As the president reveals his plan to reduce greenhouse gases to save us from an apocalyptic atmosphere, I wish to remind people of three things:By reducing carbon emissions by 30% many coal plants will be effectively put out of business. Electricity production will drop and prices will skyrocket (to use Mr. Obama's own word from 2008). Contrary to what he says, energy will not be cheaper. Energy, and therefore everything we buy, will be more expensive, and the people who will be hurt most by this will be the poor.
1.) The true hockey stick of the fossil fuel era: Global progress in total population, personal wealth and life expectancy.
This is truly amazing. To show how fossil fuels played a roll in expanding the global pie, there are many more people alive today living longer and enjoying a higher GDP. One has to wonder if someone against fossil fuels is simply anti-progress. Ironic since many in the camp of anthropogenic global warming like to label themselves “progressive.” They’re certainly anti-statistic given something like this staring them in the face.
Bastardi also puts up a graph that graphs temperature vs CO2 over geologic time and finds no correlation at all:
2.) The geological time scale of temperatures versus CO2.What's also puzzling is why scientists, usually some of the most skeptical, difficult to convince people in the culture, are so sure that we're headed for eco-catastrophe. This is not to say that we're not - I'm hardly qualified to say that - we may be, but if so, it would be helpful to see some unambiguous evidence that increasing CO2 correlates in a straightforward fashion to global temperature increases before we go ahead and destroy an industry, put people out of work, and make life tougher for the poor and middle class than it already is.
As much as I struggle, I can’t see the linkage. Maybe it’s like one of those books where you have to stare at it and cross your eyes to see the picture.
The third item Bastardi discusses is McCarthy's admission that the steps the EPA is taking would only prevent .01 degrees of warming, but that we should do it anyway, despite the enormous costs, as an example to the world.
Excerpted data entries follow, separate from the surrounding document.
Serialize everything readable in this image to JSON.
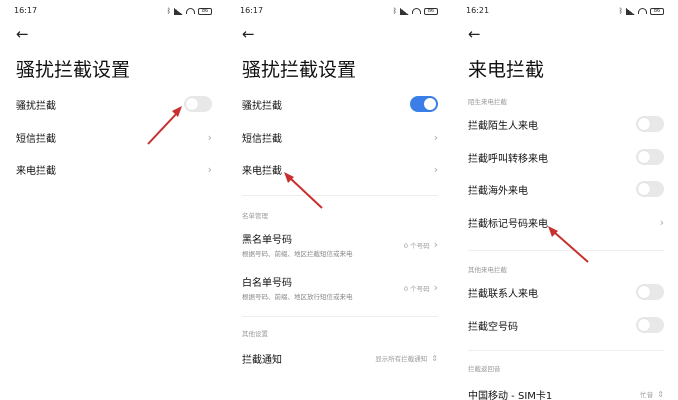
{
  "colors": {
    "accent": "#3a7fe8",
    "arrow": "#c8302f"
  },
  "panel1": {
    "time": "16:17",
    "battery": "86",
    "title": "骚扰拦截设置",
    "items": [
      {
        "label": "骚扰拦截",
        "toggle": "off"
      },
      {
        "label": "短信拦截"
      },
      {
        "label": "来电拦截"
      }
    ]
  },
  "panel2": {
    "time": "16:17",
    "battery": "86",
    "title": "骚扰拦截设置",
    "items": [
      {
        "label": "骚扰拦截",
        "toggle": "on"
      },
      {
        "label": "短信拦截"
      },
      {
        "label": "来电拦截"
      }
    ],
    "section_list": "名单管理",
    "blacklist": {
      "label": "黑名单号码",
      "sub": "根据号码、前缀、地区拦截短信或来电",
      "count": "0 个号码"
    },
    "whitelist": {
      "label": "白名单号码",
      "sub": "根据号码、前缀、地区放行短信或来电",
      "count": "0 个号码"
    },
    "section_other": "其他设置",
    "notify": {
      "label": "拦截通知",
      "value": "显示所有拦截通知"
    }
  },
  "panel3": {
    "time": "16:21",
    "battery": "86",
    "title": "来电拦截",
    "section_stranger": "陌生来电拦截",
    "stranger_items": [
      {
        "label": "拦截陌生人来电"
      },
      {
        "label": "拦截呼叫转移来电"
      },
      {
        "label": "拦截海外来电"
      },
      {
        "label": "拦截标记号码来电"
      }
    ],
    "section_other": "其他来电拦截",
    "other_items": [
      {
        "label": "拦截联系人来电"
      },
      {
        "label": "拦截空号码"
      }
    ],
    "section_response": "拦截返回音",
    "sim": {
      "label": "中国移动 - SIM卡1",
      "value": "忙音"
    }
  }
}
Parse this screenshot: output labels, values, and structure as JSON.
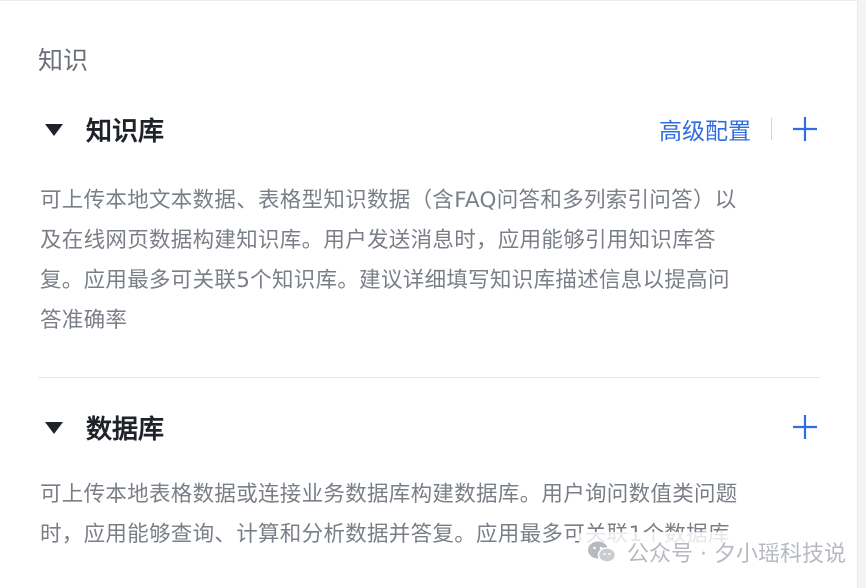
{
  "section": {
    "title": "知识"
  },
  "knowledge_base": {
    "title": "知识库",
    "advanced_link": "高级配置",
    "description_lines": [
      "可上传本地文本数据、表格型知识数据（含FAQ问答和多列索引问答）以",
      "及在线网页数据构建知识库。用户发送消息时，应用能够引用知识库答",
      "复。应用最多可关联5个知识库。建议详细填写知识库描述信息以提高问",
      "答准确率"
    ]
  },
  "database": {
    "title": "数据库",
    "description_lines": [
      "可上传本地表格数据或连接业务数据库构建数据库。用户询问数值类问题",
      "时，应用能够查询、计算和分析数据并答复。应用最多可关联1个数据库"
    ]
  },
  "watermark": {
    "text": "公众号 · 夕小瑶科技说"
  },
  "icons": {
    "collapse": "caret-down-icon",
    "add": "plus-icon",
    "watermark_logo": "wechat-icon"
  },
  "colors": {
    "accent": "#2f6ee0",
    "title_text": "#1f2329",
    "muted_text": "#7a7f87"
  }
}
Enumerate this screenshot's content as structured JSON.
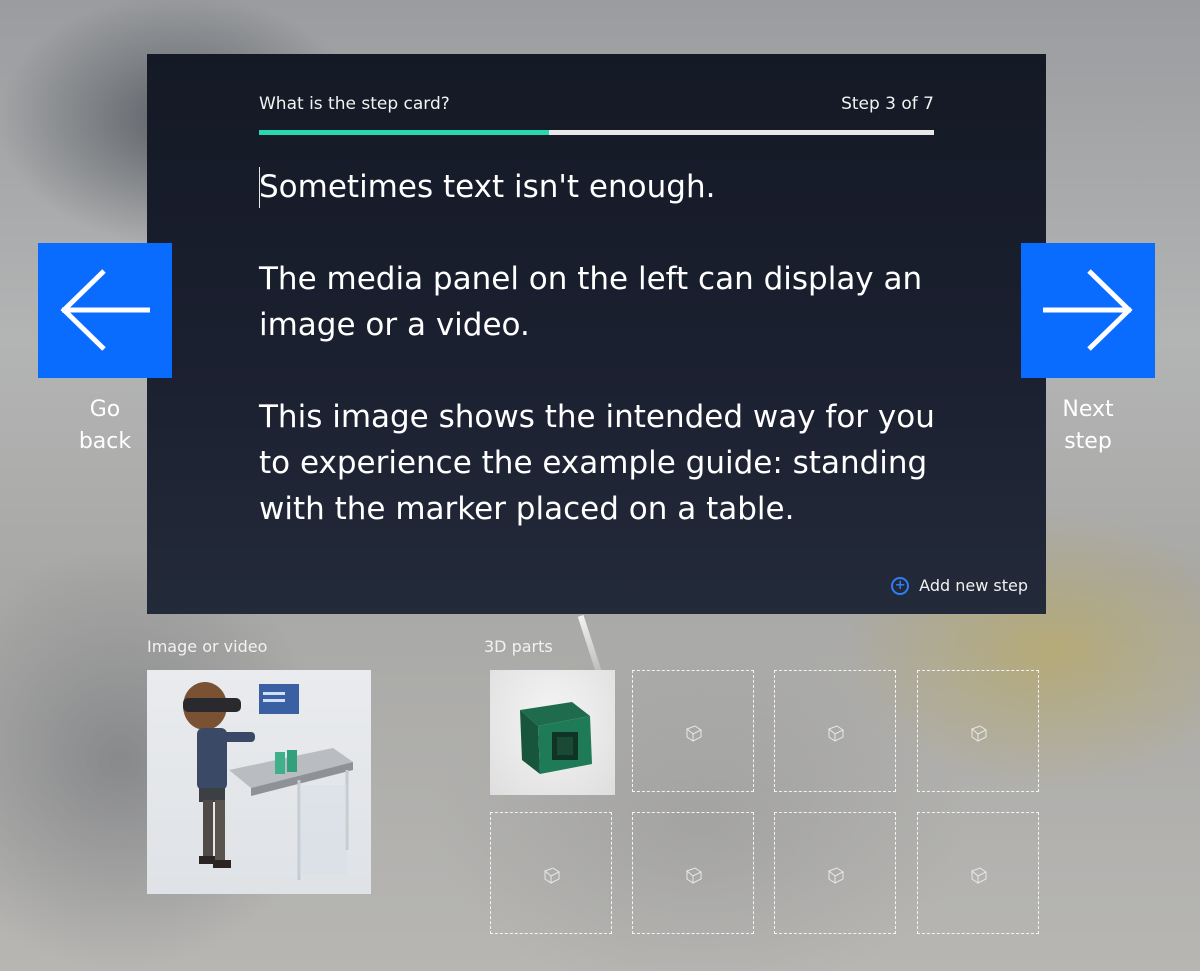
{
  "card": {
    "title": "What is the step card?",
    "step_indicator": "Step 3 of 7",
    "progress": 0.43,
    "paragraphs": [
      "Sometimes text isn't enough.",
      "The media panel on the left can display an image or a video.",
      "This image shows the intended way for you to experience the example guide: standing with the marker placed on a table."
    ],
    "add_step_label": "Add new step"
  },
  "nav": {
    "back_line1": "Go",
    "back_line2": "back",
    "next_line1": "Next",
    "next_line2": "step"
  },
  "media": {
    "label": "Image or video"
  },
  "parts": {
    "label": "3D parts",
    "slots": 8,
    "filled": 1
  },
  "colors": {
    "accent": "#0a6cff",
    "progress": "#2ad7b0",
    "card_bg": "#1b2030"
  }
}
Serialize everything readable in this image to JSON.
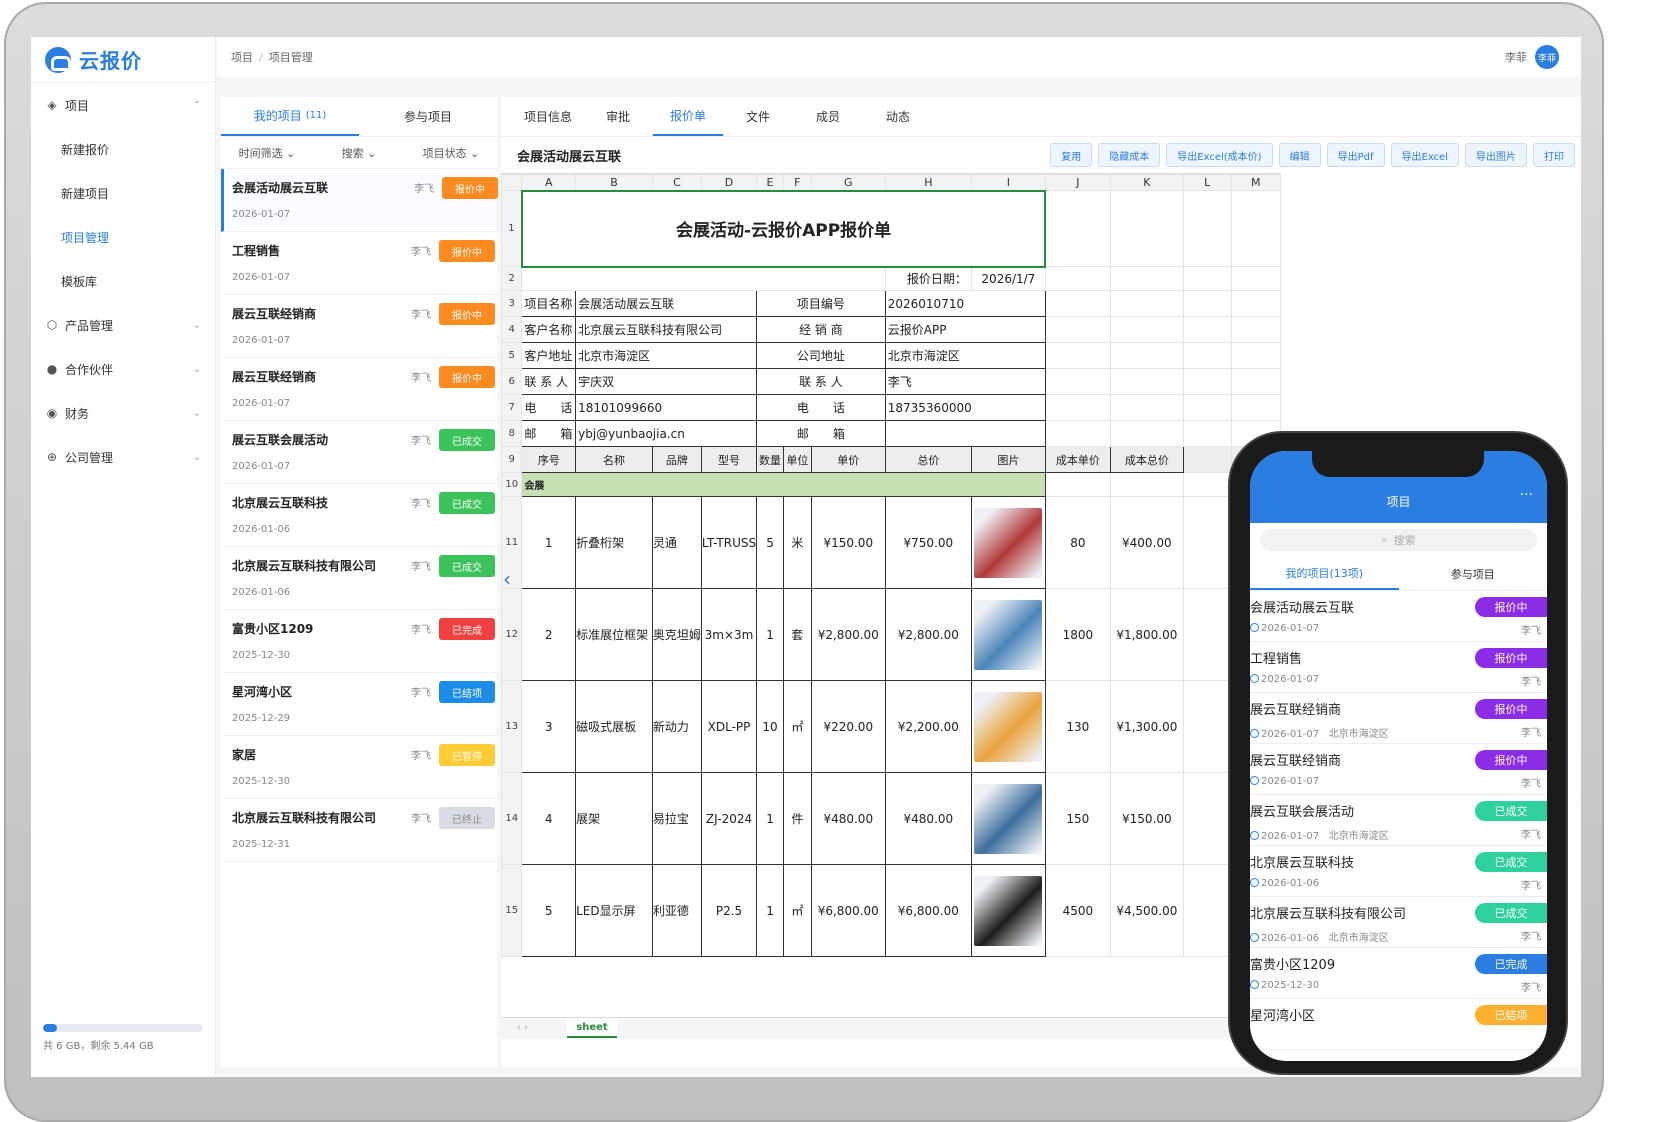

What, though, is it an example of?
There's another piece on scientific criticism of the EPA rule here.